WORK ITEM
Repeat the entries beneath in their entirety, precisely as given.

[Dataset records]
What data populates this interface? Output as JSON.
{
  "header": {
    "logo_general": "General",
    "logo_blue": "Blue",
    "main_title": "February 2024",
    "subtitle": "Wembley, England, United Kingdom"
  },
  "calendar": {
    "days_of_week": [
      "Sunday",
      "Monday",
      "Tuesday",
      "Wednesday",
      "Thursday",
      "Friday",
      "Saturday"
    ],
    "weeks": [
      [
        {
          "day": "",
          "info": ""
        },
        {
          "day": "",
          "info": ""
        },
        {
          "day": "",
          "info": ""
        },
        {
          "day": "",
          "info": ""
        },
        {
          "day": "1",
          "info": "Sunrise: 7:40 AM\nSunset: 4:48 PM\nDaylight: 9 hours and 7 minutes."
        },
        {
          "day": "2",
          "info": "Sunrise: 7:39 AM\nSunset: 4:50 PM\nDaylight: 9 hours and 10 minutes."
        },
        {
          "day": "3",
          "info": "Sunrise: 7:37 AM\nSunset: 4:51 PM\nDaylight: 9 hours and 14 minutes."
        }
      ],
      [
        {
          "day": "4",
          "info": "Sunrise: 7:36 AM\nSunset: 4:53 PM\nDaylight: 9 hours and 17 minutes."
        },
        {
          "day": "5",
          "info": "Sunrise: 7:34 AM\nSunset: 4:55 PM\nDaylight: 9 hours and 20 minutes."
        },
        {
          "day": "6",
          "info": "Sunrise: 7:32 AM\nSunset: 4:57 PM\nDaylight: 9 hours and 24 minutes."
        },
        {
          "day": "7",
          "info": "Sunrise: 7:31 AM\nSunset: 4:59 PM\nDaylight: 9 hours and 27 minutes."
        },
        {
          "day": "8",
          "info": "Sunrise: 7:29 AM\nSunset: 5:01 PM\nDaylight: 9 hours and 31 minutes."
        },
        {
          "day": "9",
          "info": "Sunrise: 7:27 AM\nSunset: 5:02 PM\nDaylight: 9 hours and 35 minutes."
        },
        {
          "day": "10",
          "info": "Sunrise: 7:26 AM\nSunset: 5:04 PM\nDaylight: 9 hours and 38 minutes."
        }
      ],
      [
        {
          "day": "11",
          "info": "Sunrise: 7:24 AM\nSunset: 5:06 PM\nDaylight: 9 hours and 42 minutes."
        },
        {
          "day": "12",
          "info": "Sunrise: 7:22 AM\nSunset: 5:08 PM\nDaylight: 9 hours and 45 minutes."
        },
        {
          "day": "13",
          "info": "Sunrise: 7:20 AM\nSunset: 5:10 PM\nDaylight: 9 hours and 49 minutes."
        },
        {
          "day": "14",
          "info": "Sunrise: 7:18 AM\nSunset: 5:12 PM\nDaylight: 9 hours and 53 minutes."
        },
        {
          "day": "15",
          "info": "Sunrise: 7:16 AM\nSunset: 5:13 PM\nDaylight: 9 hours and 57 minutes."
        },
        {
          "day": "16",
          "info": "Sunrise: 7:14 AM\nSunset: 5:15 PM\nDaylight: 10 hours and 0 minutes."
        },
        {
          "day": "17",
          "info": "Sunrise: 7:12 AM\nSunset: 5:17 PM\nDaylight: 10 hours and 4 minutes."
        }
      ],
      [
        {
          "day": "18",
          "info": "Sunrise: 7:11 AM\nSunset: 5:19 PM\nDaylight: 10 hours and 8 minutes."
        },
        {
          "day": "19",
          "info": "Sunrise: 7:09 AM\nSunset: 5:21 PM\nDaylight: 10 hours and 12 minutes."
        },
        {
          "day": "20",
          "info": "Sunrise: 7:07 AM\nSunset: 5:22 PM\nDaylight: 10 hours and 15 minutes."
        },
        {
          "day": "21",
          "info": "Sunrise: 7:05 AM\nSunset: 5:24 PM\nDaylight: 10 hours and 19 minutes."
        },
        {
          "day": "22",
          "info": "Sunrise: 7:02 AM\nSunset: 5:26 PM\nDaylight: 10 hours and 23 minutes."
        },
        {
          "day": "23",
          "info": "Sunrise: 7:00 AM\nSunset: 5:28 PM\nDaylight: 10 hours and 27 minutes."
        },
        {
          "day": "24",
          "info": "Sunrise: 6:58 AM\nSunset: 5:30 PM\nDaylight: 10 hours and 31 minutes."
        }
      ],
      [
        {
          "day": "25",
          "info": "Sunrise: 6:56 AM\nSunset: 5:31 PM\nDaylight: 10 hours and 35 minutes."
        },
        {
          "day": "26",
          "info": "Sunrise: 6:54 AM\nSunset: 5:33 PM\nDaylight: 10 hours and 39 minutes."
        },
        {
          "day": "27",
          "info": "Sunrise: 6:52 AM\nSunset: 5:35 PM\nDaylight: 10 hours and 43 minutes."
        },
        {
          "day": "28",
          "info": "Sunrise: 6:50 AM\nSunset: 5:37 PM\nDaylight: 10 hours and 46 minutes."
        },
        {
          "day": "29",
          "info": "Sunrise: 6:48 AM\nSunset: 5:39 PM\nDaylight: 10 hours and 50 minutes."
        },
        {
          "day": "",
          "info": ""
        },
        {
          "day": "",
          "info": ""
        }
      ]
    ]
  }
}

TASK ANSWER
What data populates this interface? Output as JSON.
{
  "header": {
    "logo_general": "General",
    "logo_blue": "Blue",
    "main_title": "February 2024",
    "subtitle": "Wembley, England, United Kingdom"
  },
  "calendar": {
    "days_of_week": [
      "Sunday",
      "Monday",
      "Tuesday",
      "Wednesday",
      "Thursday",
      "Friday",
      "Saturday"
    ],
    "weeks": [
      [
        {
          "day": "",
          "info": ""
        },
        {
          "day": "",
          "info": ""
        },
        {
          "day": "",
          "info": ""
        },
        {
          "day": "",
          "info": ""
        },
        {
          "day": "1",
          "info": "Sunrise: 7:40 AM\nSunset: 4:48 PM\nDaylight: 9 hours and 7 minutes."
        },
        {
          "day": "2",
          "info": "Sunrise: 7:39 AM\nSunset: 4:50 PM\nDaylight: 9 hours and 10 minutes."
        },
        {
          "day": "3",
          "info": "Sunrise: 7:37 AM\nSunset: 4:51 PM\nDaylight: 9 hours and 14 minutes."
        }
      ],
      [
        {
          "day": "4",
          "info": "Sunrise: 7:36 AM\nSunset: 4:53 PM\nDaylight: 9 hours and 17 minutes."
        },
        {
          "day": "5",
          "info": "Sunrise: 7:34 AM\nSunset: 4:55 PM\nDaylight: 9 hours and 20 minutes."
        },
        {
          "day": "6",
          "info": "Sunrise: 7:32 AM\nSunset: 4:57 PM\nDaylight: 9 hours and 24 minutes."
        },
        {
          "day": "7",
          "info": "Sunrise: 7:31 AM\nSunset: 4:59 PM\nDaylight: 9 hours and 27 minutes."
        },
        {
          "day": "8",
          "info": "Sunrise: 7:29 AM\nSunset: 5:01 PM\nDaylight: 9 hours and 31 minutes."
        },
        {
          "day": "9",
          "info": "Sunrise: 7:27 AM\nSunset: 5:02 PM\nDaylight: 9 hours and 35 minutes."
        },
        {
          "day": "10",
          "info": "Sunrise: 7:26 AM\nSunset: 5:04 PM\nDaylight: 9 hours and 38 minutes."
        }
      ],
      [
        {
          "day": "11",
          "info": "Sunrise: 7:24 AM\nSunset: 5:06 PM\nDaylight: 9 hours and 42 minutes."
        },
        {
          "day": "12",
          "info": "Sunrise: 7:22 AM\nSunset: 5:08 PM\nDaylight: 9 hours and 45 minutes."
        },
        {
          "day": "13",
          "info": "Sunrise: 7:20 AM\nSunset: 5:10 PM\nDaylight: 9 hours and 49 minutes."
        },
        {
          "day": "14",
          "info": "Sunrise: 7:18 AM\nSunset: 5:12 PM\nDaylight: 9 hours and 53 minutes."
        },
        {
          "day": "15",
          "info": "Sunrise: 7:16 AM\nSunset: 5:13 PM\nDaylight: 9 hours and 57 minutes."
        },
        {
          "day": "16",
          "info": "Sunrise: 7:14 AM\nSunset: 5:15 PM\nDaylight: 10 hours and 0 minutes."
        },
        {
          "day": "17",
          "info": "Sunrise: 7:12 AM\nSunset: 5:17 PM\nDaylight: 10 hours and 4 minutes."
        }
      ],
      [
        {
          "day": "18",
          "info": "Sunrise: 7:11 AM\nSunset: 5:19 PM\nDaylight: 10 hours and 8 minutes."
        },
        {
          "day": "19",
          "info": "Sunrise: 7:09 AM\nSunset: 5:21 PM\nDaylight: 10 hours and 12 minutes."
        },
        {
          "day": "20",
          "info": "Sunrise: 7:07 AM\nSunset: 5:22 PM\nDaylight: 10 hours and 15 minutes."
        },
        {
          "day": "21",
          "info": "Sunrise: 7:05 AM\nSunset: 5:24 PM\nDaylight: 10 hours and 19 minutes."
        },
        {
          "day": "22",
          "info": "Sunrise: 7:02 AM\nSunset: 5:26 PM\nDaylight: 10 hours and 23 minutes."
        },
        {
          "day": "23",
          "info": "Sunrise: 7:00 AM\nSunset: 5:28 PM\nDaylight: 10 hours and 27 minutes."
        },
        {
          "day": "24",
          "info": "Sunrise: 6:58 AM\nSunset: 5:30 PM\nDaylight: 10 hours and 31 minutes."
        }
      ],
      [
        {
          "day": "25",
          "info": "Sunrise: 6:56 AM\nSunset: 5:31 PM\nDaylight: 10 hours and 35 minutes."
        },
        {
          "day": "26",
          "info": "Sunrise: 6:54 AM\nSunset: 5:33 PM\nDaylight: 10 hours and 39 minutes."
        },
        {
          "day": "27",
          "info": "Sunrise: 6:52 AM\nSunset: 5:35 PM\nDaylight: 10 hours and 43 minutes."
        },
        {
          "day": "28",
          "info": "Sunrise: 6:50 AM\nSunset: 5:37 PM\nDaylight: 10 hours and 46 minutes."
        },
        {
          "day": "29",
          "info": "Sunrise: 6:48 AM\nSunset: 5:39 PM\nDaylight: 10 hours and 50 minutes."
        },
        {
          "day": "",
          "info": ""
        },
        {
          "day": "",
          "info": ""
        }
      ]
    ]
  }
}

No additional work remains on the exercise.